» Required work
Please tally how many lines of the material below include the word "JSON", giving only the number.

» Given information
*** Begin section ***
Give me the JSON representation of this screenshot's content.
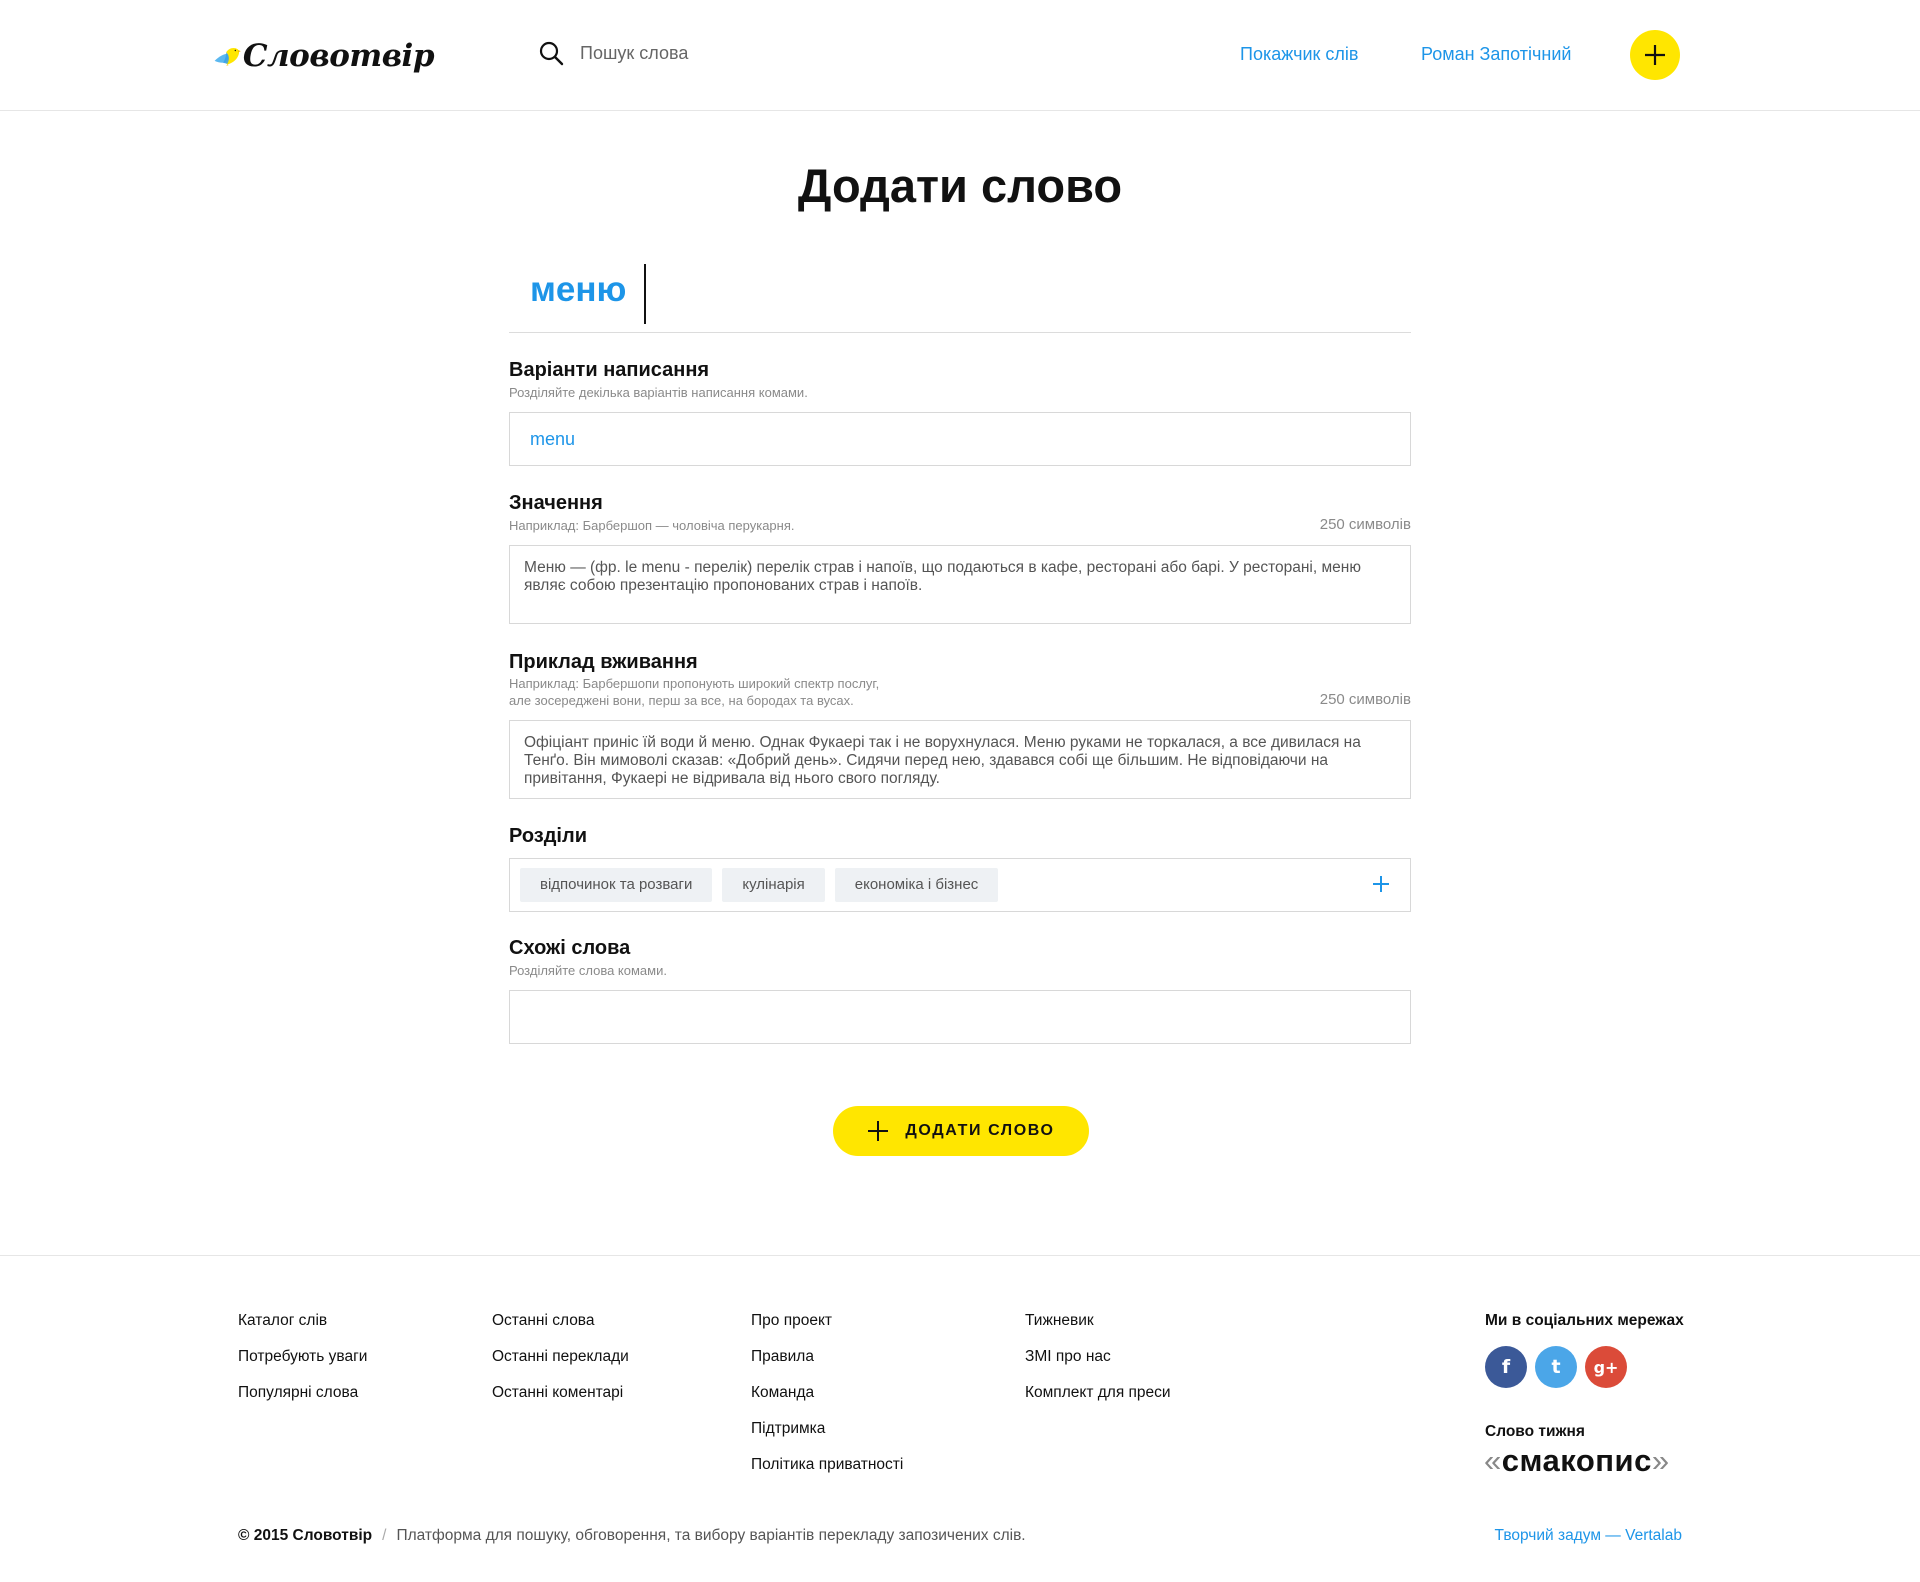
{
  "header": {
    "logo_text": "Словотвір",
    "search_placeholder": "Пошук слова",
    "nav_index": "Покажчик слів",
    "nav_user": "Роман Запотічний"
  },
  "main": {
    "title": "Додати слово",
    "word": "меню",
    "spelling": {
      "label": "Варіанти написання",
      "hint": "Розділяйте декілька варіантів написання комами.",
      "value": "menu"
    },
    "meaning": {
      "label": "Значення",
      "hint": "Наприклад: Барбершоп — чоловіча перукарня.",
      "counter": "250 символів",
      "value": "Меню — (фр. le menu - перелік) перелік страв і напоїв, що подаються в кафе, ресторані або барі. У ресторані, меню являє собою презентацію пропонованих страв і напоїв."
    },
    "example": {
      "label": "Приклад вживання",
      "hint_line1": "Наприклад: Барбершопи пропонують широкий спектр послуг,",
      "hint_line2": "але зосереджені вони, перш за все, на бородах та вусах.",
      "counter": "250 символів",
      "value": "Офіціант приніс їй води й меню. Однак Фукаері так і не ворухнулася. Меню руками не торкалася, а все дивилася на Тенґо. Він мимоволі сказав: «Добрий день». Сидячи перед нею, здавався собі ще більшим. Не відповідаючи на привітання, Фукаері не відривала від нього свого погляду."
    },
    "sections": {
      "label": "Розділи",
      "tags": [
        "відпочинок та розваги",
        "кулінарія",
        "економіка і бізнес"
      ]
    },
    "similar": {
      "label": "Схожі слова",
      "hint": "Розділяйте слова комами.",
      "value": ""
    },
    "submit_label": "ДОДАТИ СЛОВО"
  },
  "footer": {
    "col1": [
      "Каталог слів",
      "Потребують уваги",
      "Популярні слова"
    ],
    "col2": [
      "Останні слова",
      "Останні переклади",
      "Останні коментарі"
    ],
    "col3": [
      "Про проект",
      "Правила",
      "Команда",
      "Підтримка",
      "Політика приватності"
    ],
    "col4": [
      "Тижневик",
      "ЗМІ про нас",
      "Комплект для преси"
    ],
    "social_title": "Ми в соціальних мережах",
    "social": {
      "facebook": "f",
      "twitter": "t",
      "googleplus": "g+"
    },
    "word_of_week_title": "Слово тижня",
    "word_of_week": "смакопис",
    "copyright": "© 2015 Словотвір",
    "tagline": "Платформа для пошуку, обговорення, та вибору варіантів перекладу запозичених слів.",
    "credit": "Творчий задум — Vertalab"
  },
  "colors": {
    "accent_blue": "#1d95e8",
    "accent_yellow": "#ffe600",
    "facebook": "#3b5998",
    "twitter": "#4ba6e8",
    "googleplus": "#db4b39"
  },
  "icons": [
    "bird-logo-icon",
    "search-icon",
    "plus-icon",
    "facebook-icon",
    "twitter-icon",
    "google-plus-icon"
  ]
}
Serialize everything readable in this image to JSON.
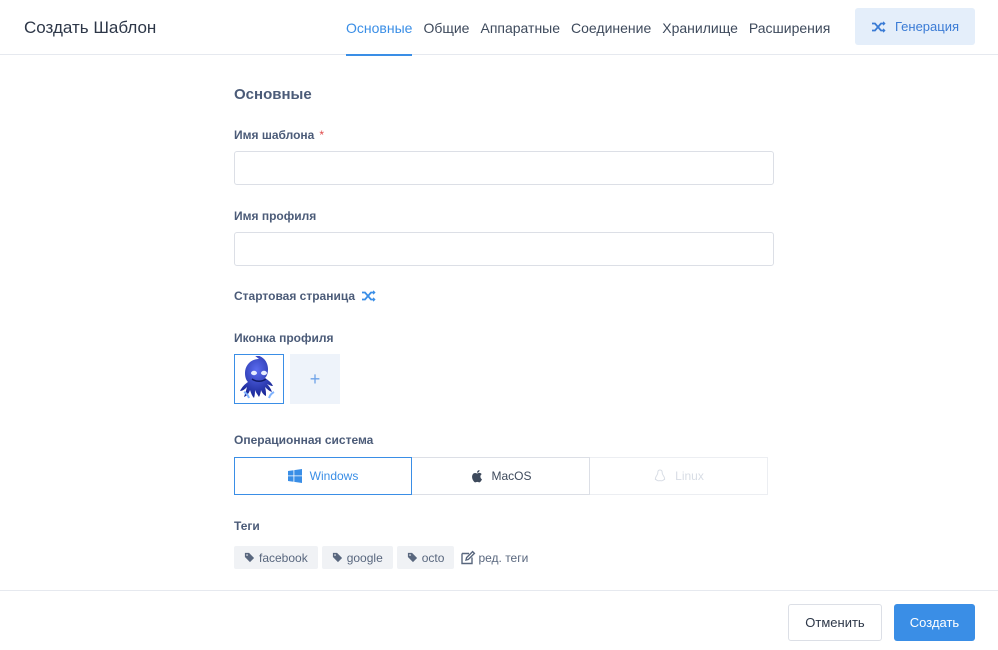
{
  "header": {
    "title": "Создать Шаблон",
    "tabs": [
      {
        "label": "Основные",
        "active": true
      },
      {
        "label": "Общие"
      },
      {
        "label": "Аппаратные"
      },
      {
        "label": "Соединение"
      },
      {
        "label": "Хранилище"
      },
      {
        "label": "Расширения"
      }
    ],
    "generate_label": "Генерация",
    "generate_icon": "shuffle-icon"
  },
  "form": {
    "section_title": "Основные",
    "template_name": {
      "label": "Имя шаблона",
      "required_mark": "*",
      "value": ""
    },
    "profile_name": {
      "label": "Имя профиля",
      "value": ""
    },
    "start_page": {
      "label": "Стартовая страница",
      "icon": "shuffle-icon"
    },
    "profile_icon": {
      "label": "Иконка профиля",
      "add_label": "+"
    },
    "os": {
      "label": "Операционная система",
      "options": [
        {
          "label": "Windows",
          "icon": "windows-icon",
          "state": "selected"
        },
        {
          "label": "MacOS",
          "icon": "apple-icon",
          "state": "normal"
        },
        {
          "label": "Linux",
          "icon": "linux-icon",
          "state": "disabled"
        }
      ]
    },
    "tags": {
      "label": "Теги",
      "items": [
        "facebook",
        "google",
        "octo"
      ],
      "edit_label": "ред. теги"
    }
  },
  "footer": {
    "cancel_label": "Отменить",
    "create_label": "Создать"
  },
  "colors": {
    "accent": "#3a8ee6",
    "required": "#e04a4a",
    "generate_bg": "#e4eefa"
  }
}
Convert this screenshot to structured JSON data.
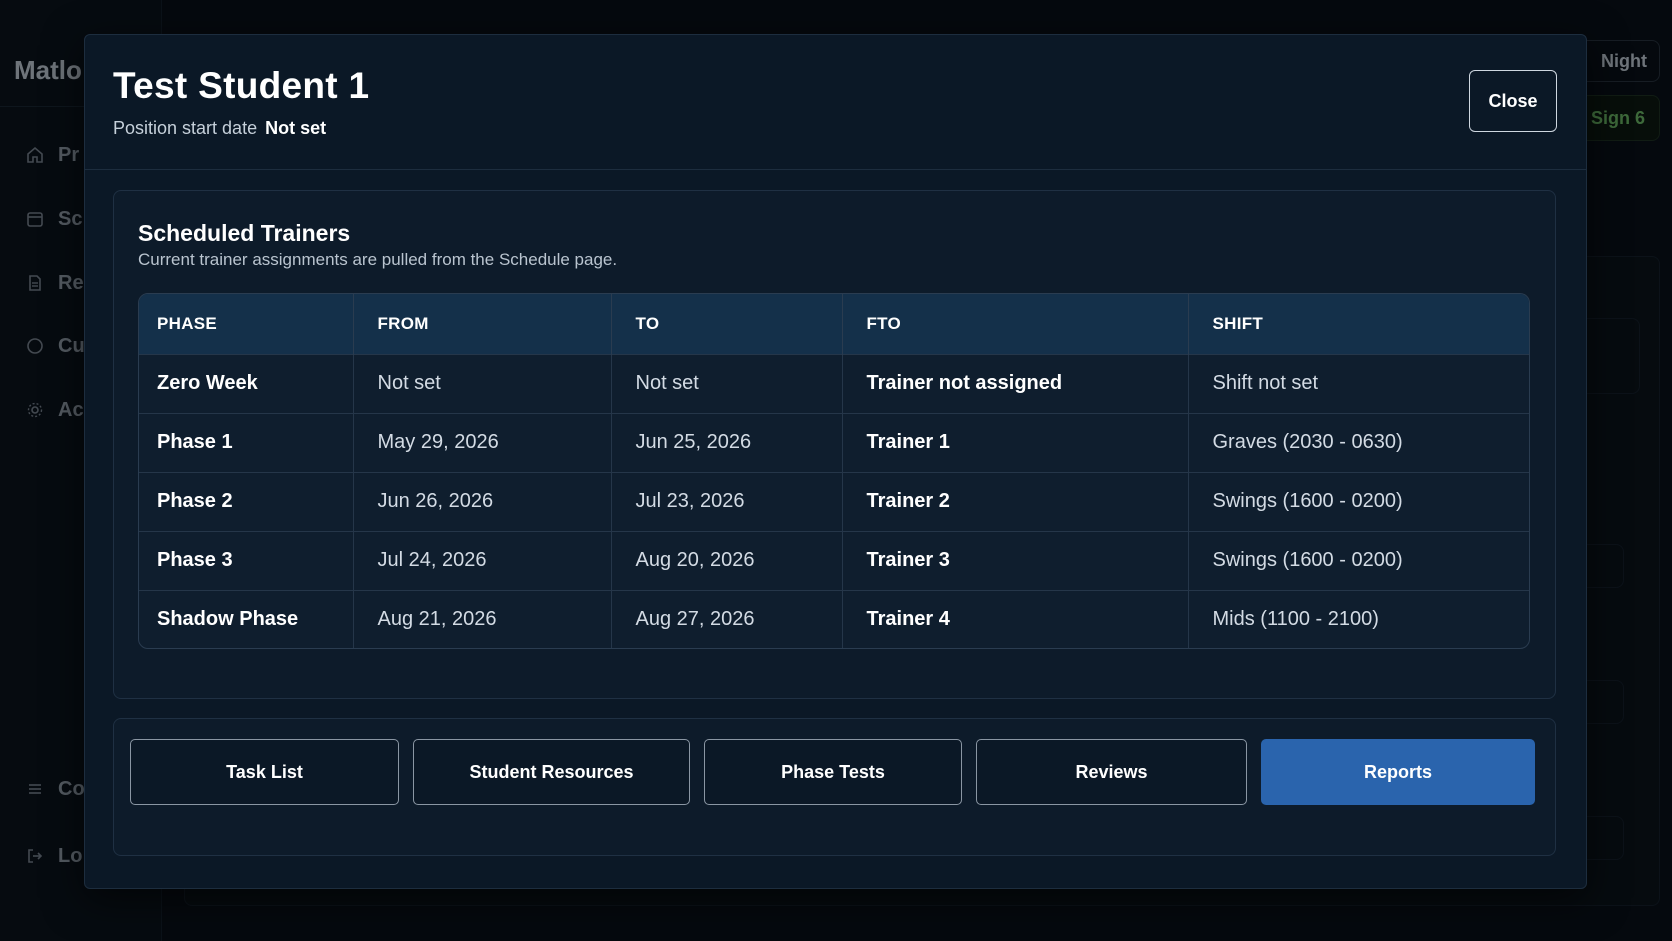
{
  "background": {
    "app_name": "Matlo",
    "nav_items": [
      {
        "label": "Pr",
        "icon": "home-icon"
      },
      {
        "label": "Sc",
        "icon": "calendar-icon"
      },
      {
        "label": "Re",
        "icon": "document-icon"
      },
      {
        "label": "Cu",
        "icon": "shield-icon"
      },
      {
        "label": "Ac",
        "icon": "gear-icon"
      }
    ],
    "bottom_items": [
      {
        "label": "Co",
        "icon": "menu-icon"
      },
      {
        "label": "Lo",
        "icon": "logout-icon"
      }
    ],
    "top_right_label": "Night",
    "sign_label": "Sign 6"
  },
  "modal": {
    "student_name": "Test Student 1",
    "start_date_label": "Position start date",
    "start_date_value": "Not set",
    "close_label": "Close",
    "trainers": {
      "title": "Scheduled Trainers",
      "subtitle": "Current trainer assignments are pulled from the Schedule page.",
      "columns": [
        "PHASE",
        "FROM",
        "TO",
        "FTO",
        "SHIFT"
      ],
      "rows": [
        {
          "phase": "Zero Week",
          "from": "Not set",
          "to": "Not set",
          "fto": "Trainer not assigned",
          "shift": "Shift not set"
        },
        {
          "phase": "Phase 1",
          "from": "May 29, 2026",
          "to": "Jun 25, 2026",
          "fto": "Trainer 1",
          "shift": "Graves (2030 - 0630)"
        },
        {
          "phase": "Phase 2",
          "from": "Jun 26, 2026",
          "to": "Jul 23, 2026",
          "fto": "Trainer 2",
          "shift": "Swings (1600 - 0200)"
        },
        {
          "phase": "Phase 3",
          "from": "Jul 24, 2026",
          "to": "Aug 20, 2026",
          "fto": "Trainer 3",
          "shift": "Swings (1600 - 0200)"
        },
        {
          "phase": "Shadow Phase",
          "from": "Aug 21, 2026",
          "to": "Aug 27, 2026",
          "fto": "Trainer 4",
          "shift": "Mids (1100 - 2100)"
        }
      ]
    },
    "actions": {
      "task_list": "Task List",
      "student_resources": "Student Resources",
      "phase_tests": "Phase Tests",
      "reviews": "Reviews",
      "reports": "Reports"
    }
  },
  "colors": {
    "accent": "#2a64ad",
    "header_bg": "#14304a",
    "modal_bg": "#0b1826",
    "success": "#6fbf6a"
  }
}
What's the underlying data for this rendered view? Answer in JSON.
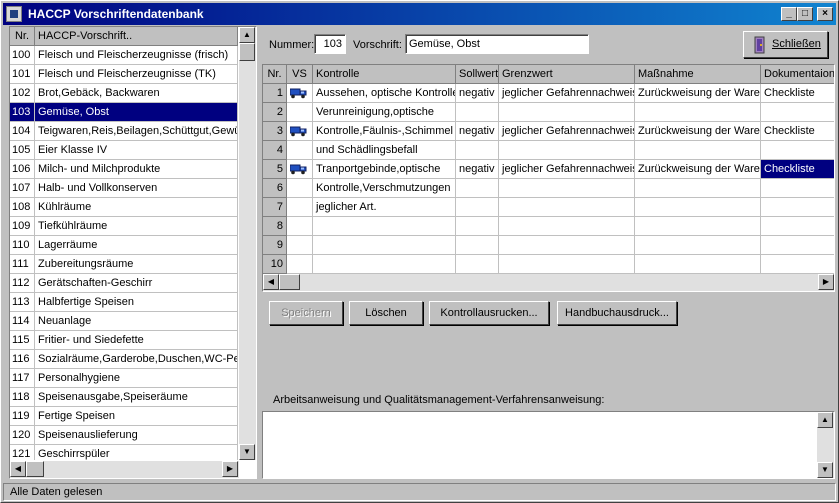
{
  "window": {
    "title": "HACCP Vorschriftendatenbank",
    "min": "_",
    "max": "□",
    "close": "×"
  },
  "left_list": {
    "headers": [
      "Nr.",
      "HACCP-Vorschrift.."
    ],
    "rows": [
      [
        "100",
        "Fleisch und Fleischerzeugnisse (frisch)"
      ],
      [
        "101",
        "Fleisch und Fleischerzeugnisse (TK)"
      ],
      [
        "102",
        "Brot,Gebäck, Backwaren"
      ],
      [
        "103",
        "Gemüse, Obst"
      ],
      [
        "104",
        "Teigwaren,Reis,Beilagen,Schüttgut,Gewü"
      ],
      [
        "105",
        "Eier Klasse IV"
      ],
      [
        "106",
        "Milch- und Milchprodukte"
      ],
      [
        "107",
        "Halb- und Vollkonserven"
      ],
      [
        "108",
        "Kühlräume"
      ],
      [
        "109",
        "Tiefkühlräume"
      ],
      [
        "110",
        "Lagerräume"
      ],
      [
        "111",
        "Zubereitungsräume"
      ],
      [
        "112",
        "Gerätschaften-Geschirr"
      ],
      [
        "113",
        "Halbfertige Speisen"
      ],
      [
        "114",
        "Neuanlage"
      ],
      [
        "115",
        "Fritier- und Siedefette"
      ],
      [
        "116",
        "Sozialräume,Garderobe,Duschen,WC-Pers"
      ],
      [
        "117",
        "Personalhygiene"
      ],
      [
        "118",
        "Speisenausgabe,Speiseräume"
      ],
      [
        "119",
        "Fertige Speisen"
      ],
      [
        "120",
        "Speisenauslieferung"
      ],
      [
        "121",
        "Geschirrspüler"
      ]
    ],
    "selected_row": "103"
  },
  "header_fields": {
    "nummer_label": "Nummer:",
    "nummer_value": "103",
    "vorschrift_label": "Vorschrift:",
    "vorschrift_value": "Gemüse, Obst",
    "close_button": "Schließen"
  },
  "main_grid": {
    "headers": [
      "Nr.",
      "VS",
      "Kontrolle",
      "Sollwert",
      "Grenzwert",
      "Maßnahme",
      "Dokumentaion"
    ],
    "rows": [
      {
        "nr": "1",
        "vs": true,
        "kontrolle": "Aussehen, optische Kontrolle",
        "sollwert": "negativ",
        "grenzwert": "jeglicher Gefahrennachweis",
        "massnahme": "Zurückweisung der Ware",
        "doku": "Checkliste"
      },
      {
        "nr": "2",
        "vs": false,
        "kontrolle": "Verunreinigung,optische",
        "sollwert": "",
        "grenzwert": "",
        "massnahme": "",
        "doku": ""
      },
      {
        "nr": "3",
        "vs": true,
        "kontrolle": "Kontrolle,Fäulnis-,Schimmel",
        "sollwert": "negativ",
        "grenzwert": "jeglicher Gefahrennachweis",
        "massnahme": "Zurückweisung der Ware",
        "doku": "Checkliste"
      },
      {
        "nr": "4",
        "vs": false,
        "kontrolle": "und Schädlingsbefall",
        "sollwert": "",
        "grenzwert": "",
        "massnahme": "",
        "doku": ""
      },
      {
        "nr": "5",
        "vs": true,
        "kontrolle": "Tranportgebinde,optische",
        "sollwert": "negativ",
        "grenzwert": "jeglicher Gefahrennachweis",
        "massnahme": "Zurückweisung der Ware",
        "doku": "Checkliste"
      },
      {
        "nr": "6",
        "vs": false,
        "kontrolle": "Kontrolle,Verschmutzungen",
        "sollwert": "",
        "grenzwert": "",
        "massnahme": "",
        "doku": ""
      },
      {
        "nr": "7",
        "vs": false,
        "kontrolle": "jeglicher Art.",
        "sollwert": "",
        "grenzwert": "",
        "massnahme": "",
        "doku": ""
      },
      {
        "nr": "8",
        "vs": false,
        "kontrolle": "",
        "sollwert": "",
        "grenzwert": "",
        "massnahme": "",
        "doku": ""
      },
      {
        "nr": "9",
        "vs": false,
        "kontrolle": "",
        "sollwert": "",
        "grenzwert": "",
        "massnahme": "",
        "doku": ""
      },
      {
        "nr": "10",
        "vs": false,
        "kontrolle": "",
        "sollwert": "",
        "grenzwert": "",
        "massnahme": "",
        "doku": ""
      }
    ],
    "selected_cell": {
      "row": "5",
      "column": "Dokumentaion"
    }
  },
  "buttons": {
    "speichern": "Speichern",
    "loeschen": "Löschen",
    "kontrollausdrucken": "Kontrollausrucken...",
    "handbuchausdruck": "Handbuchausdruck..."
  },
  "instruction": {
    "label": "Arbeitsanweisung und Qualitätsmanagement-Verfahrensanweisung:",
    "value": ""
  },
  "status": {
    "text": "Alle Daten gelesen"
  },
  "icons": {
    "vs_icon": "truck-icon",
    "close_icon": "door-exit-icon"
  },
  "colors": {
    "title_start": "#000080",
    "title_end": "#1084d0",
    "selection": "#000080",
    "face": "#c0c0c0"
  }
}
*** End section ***
» Exercise response
4